Here are the three lines of questioning I experienced. Note you won’t gain anything by preparing to answer these specific questions. Everyone experiences different questions. The purpose of sharing these questions is to help you assess the overall difficulty of the exam and understand how the line of questioning evolves.

  1. Explain what happens electrically when your heart beats.
    1. Draw the ECG waveform.
    2. Explain how the ECG records electrical activity from the heart.
    3. Write an algorithm to determine heart rate from ECG data in real-time.
    4. What is the appropriate frequency to measure the QRS complex?
    5. Describe a different way of doing q1.3.
    6. How do you accomplish q1.3. in the presence of noise?
  2. Tell me what you know about active transport of cargo inside of a cell.
    1. Describe the forces involved, conceptually and mathematically.
    2. What happens to the complex in the presence of charged molecules?
    3. Vesicles actually connect to the dynein-kinesin complex via a tether. How does this tether change your model?
  3. Why is experimental design important?
    1. How many subjects do you need to do an experiment?
    2. Describe beta in the power calculation.
    3. What is the definition of false negative?

Suggestions

  • Know fundamental topics in your field. I studied cardiac physiology, Nyquist theorem, Fourier transform, etc.
  • Practice answering questions in front of a group.

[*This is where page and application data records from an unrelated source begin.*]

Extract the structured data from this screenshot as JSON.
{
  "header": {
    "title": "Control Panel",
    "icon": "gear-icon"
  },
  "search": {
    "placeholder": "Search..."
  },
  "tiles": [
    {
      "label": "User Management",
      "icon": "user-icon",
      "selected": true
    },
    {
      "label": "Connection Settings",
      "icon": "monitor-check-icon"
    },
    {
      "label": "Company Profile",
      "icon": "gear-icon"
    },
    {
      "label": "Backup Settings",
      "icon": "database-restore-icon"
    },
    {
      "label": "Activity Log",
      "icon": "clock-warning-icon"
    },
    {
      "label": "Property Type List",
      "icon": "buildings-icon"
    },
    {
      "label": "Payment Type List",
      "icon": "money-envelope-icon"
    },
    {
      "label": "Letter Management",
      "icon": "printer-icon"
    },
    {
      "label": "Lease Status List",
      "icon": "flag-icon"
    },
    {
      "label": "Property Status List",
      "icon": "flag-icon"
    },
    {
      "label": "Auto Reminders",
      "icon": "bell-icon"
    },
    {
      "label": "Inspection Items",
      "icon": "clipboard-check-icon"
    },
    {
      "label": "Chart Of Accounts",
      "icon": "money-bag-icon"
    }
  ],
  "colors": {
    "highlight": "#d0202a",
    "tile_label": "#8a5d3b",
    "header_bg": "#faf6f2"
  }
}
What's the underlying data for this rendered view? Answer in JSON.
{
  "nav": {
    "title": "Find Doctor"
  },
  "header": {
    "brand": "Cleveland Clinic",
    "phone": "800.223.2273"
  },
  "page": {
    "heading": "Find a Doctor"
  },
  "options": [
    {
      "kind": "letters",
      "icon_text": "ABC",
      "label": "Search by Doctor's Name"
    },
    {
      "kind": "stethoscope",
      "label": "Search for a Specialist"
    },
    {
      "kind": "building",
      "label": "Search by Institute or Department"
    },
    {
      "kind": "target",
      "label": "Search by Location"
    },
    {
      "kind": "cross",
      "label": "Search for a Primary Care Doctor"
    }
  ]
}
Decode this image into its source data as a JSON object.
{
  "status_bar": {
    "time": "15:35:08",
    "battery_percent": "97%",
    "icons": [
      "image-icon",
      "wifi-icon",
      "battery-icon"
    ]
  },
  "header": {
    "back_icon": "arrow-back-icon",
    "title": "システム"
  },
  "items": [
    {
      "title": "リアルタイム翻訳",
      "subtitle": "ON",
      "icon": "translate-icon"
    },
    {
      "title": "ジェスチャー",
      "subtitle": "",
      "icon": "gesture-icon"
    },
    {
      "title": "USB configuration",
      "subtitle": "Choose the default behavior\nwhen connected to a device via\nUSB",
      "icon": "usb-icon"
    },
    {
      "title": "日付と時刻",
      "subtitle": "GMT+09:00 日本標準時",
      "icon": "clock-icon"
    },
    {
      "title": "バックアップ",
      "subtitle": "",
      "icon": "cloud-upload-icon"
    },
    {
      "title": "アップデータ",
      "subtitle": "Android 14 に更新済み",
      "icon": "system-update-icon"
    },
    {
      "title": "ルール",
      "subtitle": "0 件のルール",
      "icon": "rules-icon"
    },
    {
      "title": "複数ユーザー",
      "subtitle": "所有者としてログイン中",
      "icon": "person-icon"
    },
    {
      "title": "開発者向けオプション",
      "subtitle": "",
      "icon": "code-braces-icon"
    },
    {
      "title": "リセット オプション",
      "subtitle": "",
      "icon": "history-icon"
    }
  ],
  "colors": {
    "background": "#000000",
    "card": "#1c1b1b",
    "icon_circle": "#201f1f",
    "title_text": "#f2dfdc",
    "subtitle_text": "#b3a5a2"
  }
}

The questions are not too technically complex. The challenge lies in not knowing specific questions in advance.
  • Use the whiteboard.
  • After you are asked a question, summarize and repeat the question to ensure clarity.
  • When you finish answering, summarize your long answer in a short sentence.
  • Pause occasionally to solicit feedback from the committee.
  • Do not stress out. Just prepare. Enjoy the fact that preparation contributes to your knowledge in your field of research. Most faculty want you succeed. Their goal is not to kick you out or humiliate you.